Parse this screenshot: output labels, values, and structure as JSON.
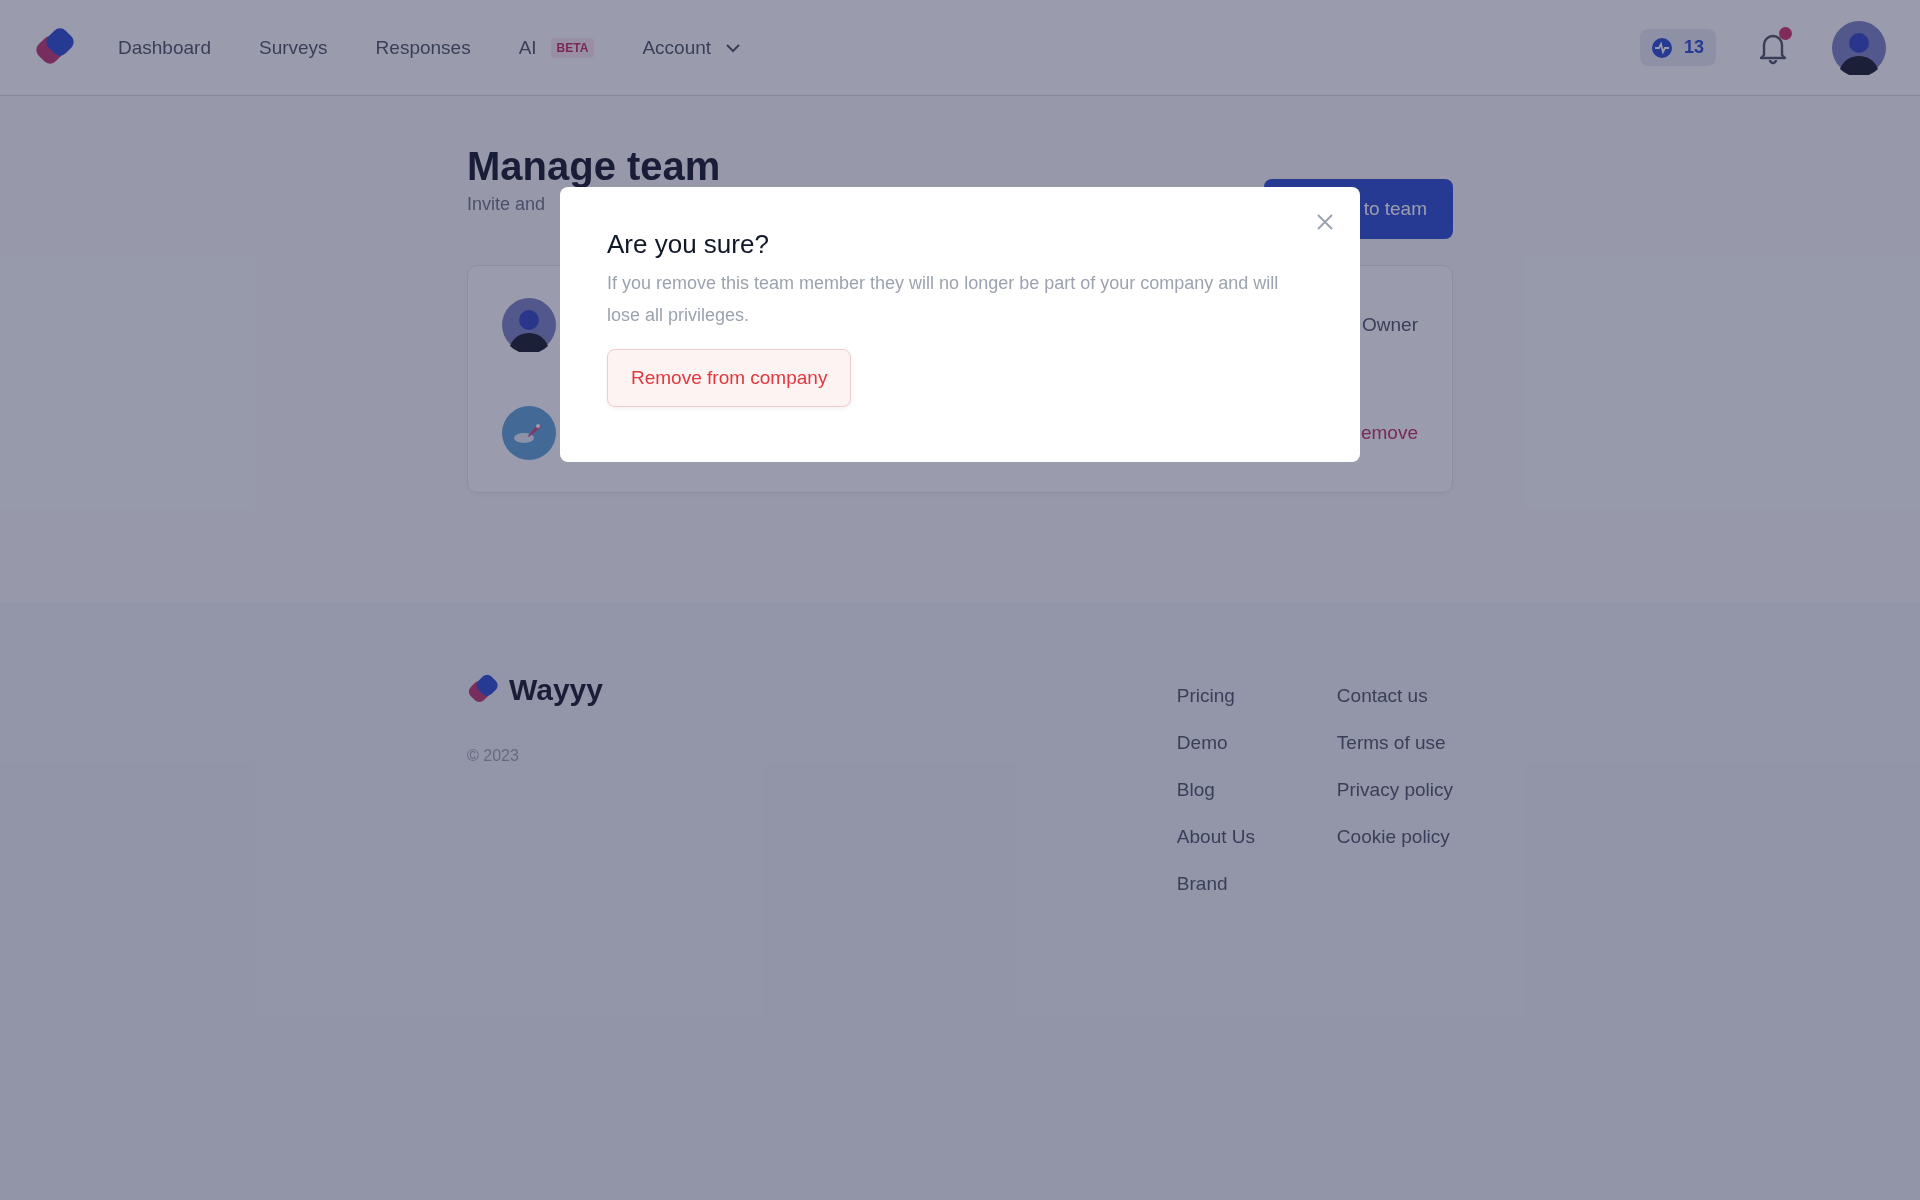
{
  "nav": {
    "items": [
      {
        "label": "Dashboard"
      },
      {
        "label": "Surveys"
      },
      {
        "label": "Responses"
      },
      {
        "label": "AI",
        "badge": "BETA"
      },
      {
        "label": "Account",
        "dropdown": true
      }
    ]
  },
  "credits": "13",
  "notifications": {
    "unread": true
  },
  "page": {
    "title": "Manage team",
    "subtitle": "Invite and",
    "add_button": "to team"
  },
  "members": [
    {
      "kind": "role",
      "text": "Owner"
    },
    {
      "kind": "action",
      "text": "emove"
    }
  ],
  "modal": {
    "title": "Are you sure?",
    "message": "If you remove this team member they will no longer be part of your company and will lose all privileges.",
    "confirm_button": "Remove from company"
  },
  "footer": {
    "brand": "Wayyy",
    "copyright": "© 2023",
    "columns": [
      [
        "Pricing",
        "Demo",
        "Blog",
        "About Us",
        "Brand"
      ],
      [
        "Contact us",
        "Terms of use",
        "Privacy policy",
        "Cookie policy"
      ]
    ]
  }
}
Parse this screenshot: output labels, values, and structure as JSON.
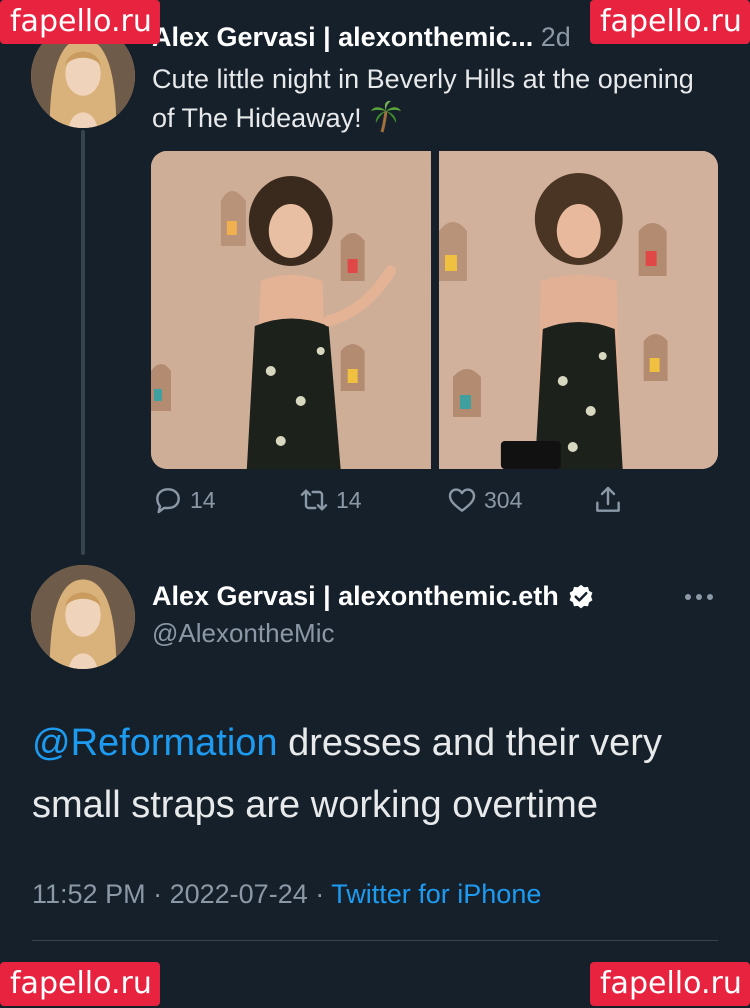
{
  "watermark": "fapello.ru",
  "tweet1": {
    "author": "Alex Gervasi | alexonthemic...",
    "time": "2d",
    "text": "Cute little night in Beverly Hills at the opening of The Hideaway!",
    "emoji": "palm-tree",
    "media_count": 2,
    "actions": {
      "replies": "14",
      "retweets": "14",
      "likes": "304"
    }
  },
  "tweet2": {
    "display_name": "Alex Gervasi | alexonthemic.eth",
    "handle": "@AlexontheMic",
    "mention": "@Reformation",
    "text": " dresses and their very small straps are working overtime",
    "time": "11:52 PM",
    "date": "2022-07-24",
    "source": "Twitter for iPhone",
    "separator": "·"
  },
  "colors": {
    "background": "#15202b",
    "accent": "#1d9bf0",
    "muted": "#8b98a5",
    "watermark": "#e8233f"
  },
  "icons": [
    "reply-icon",
    "retweet-icon",
    "like-icon",
    "share-icon",
    "verified-badge-icon",
    "more-icon",
    "palm-tree-icon"
  ]
}
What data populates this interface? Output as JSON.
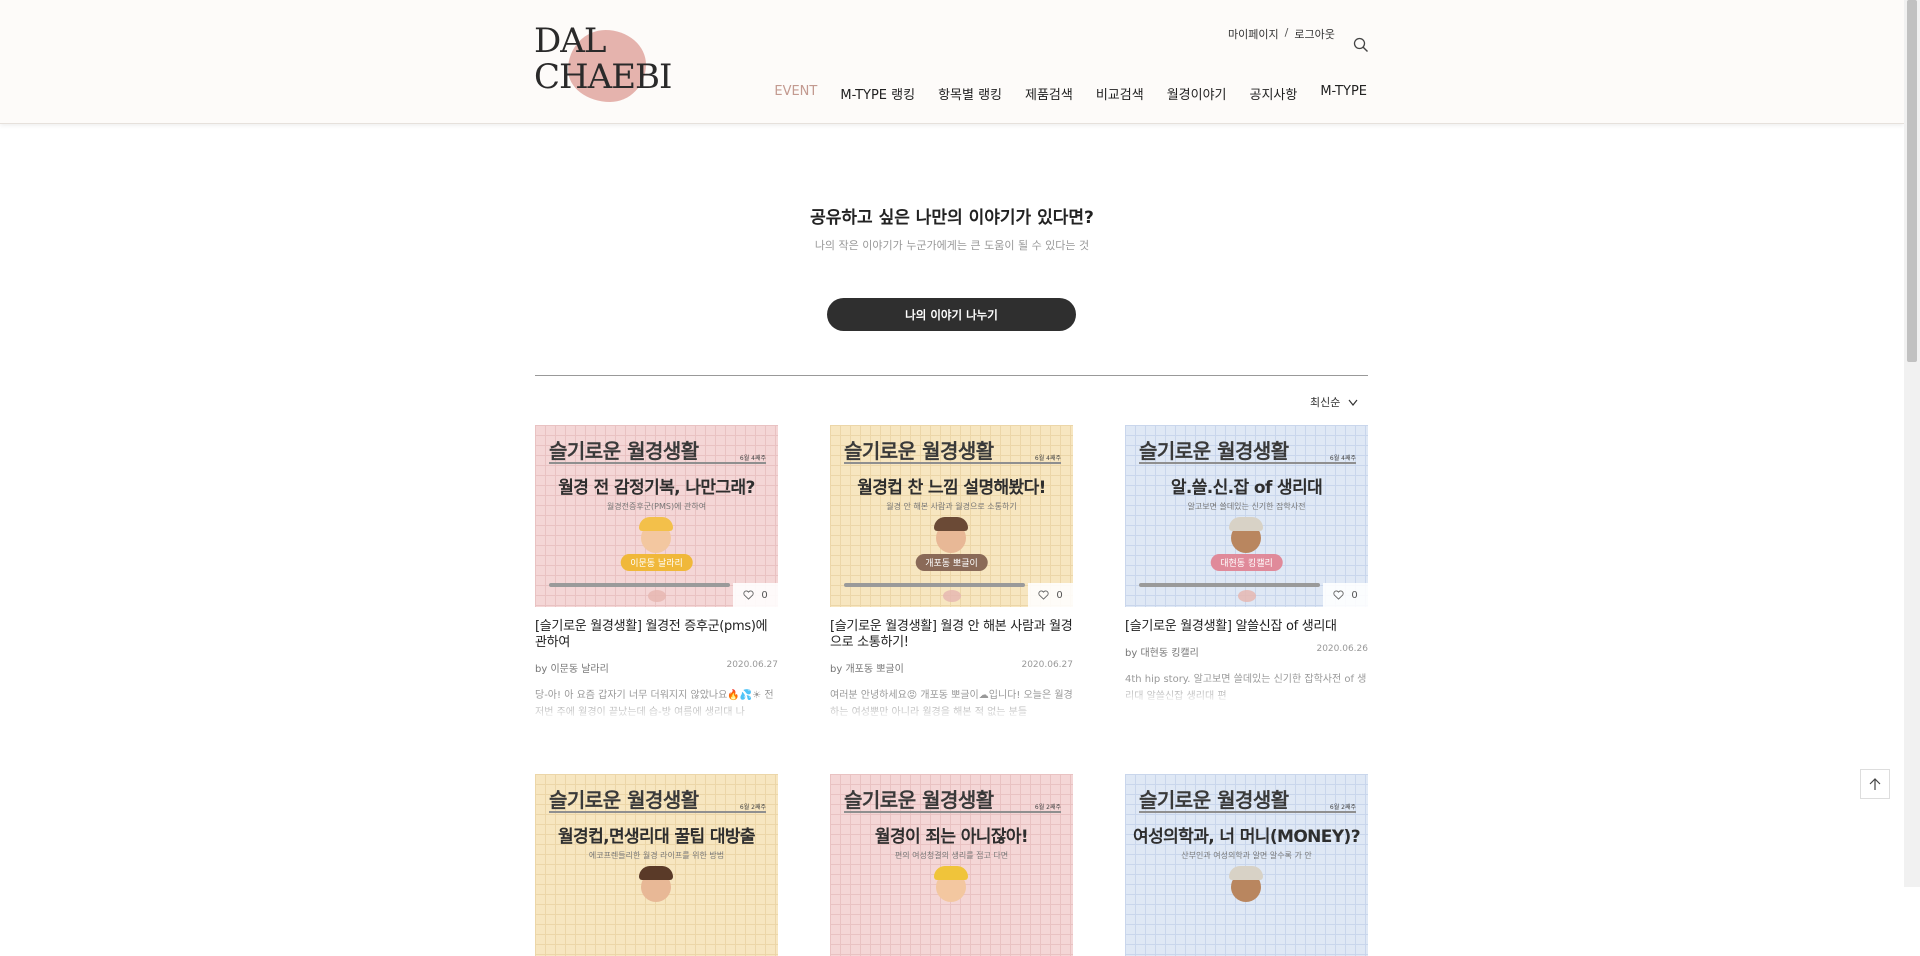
{
  "brand": {
    "logo_line1": "DAL",
    "logo_line2": "CHAEBI",
    "accent": "#c39a90",
    "logo_blob": "#e5b3ad"
  },
  "top_links": {
    "mypage": "마이페이지",
    "separator": "/",
    "logout": "로그아웃"
  },
  "nav": [
    {
      "label": "EVENT",
      "active": true
    },
    {
      "label": "M-TYPE 랭킹"
    },
    {
      "label": "항목별 랭킹"
    },
    {
      "label": "제품검색"
    },
    {
      "label": "비교검색"
    },
    {
      "label": "월경이야기"
    },
    {
      "label": "공지사항"
    },
    {
      "label": "M-TYPE"
    }
  ],
  "hero": {
    "title": "공유하고 싶은 나만의 이야기가 있다면?",
    "subtitle": "나의 작은 이야기가 누군가에게는 큰 도움이 될 수 있다는 것",
    "button": "나의 이야기 나누기"
  },
  "sort": {
    "label": "최신순"
  },
  "cards": [
    {
      "theme": "pink",
      "series": "슬기로운 월경생활",
      "week": "6월 4째주",
      "headline": "월경 전 감정기복, 나만그래?",
      "sub": "월경전증후군(PMS)에 관하여",
      "tag": "이문동 날라리",
      "tag_color": "#f0b83a",
      "avatar_color": "#f3c04a",
      "likes": "0",
      "title": "[슬기로운 월경생활] 월경전 증후군(pms)에 관하여",
      "author": "by 이문동 날라리",
      "date": "2020.06.27",
      "excerpt": "당-아! 아 요즘 갑자기 너무 더워지지 않았나요🔥💦☀ 전 저번 주에 월경이 끝났는데 습-방 여름에 생리대 나"
    },
    {
      "theme": "yellow",
      "series": "슬기로운 월경생활",
      "week": "6월 4째주",
      "headline": "월경컵 찬 느낌 설명해봤다!",
      "sub": "월경 안 해본 사람과 월경으로 소통하기",
      "tag": "개포동 뽀글이",
      "tag_color": "#8a6a58",
      "avatar_color": "#6b4a36",
      "likes": "0",
      "title": "[슬기로운 월경생활] 월경 안 해본 사람과 월경으로 소통하기!",
      "author": "by 개포동 뽀글이",
      "date": "2020.06.27",
      "excerpt": "여러분 안녕하세요😡 개포동 뽀글이☁입니다! 오늘은 월경하는 여성뿐만 아니라 월경을 해본 적 없는 분들"
    },
    {
      "theme": "blue",
      "series": "슬기로운 월경생활",
      "week": "6월 4째주",
      "headline": "알.쓸.신.잡 of 생리대",
      "sub": "알고보면 쓸데있는 신기한 잡학사전",
      "tag": "대현동 킹캘리",
      "tag_color": "#e08a9a",
      "avatar_color": "#d8d2c6",
      "likes": "0",
      "title": "[슬기로운 월경생활] 알쓸신잡 of 생리대",
      "author": "by 대현동 킹캘리",
      "date": "2020.06.26",
      "excerpt": "4th hip story. 알고보면 쓸데있는 신기한 잡학사전 of 생리대 알쓸신잡 생리대 편"
    },
    {
      "theme": "yellow",
      "series": "슬기로운 월경생활",
      "week": "6월 2째주",
      "headline": "월경컵,면생리대 꿀팁 대방출",
      "sub": "에코프렌들리한 월경 라이프를 위한 방법"
    },
    {
      "theme": "pink",
      "series": "슬기로운 월경생활",
      "week": "6월 2째주",
      "headline": "월경이 죄는 아니잖아!",
      "sub": "편의 여성청결의 생리를 접고 다면"
    },
    {
      "theme": "blue",
      "series": "슬기로운 월경생활",
      "week": "6월 2째주",
      "headline": "여성의학과, 너 머니(MONEY)?",
      "sub": "산부인과 여성의학과 알면 알수록 가 안"
    }
  ]
}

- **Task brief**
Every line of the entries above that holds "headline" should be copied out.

- **Answer to this task**
      "headline": "월경 전 감정기복, 나만그래?",
      "headline": "월경컵 찬 느낌 설명해봤다!",
      "headline": "알.쓸.신.잡 of 생리대",
      "headline": "월경컵,면생리대 꿀팁 대방출",
      "headline": "월경이 죄는 아니잖아!",
      "headline": "여성의학과, 너 머니(MONEY)?",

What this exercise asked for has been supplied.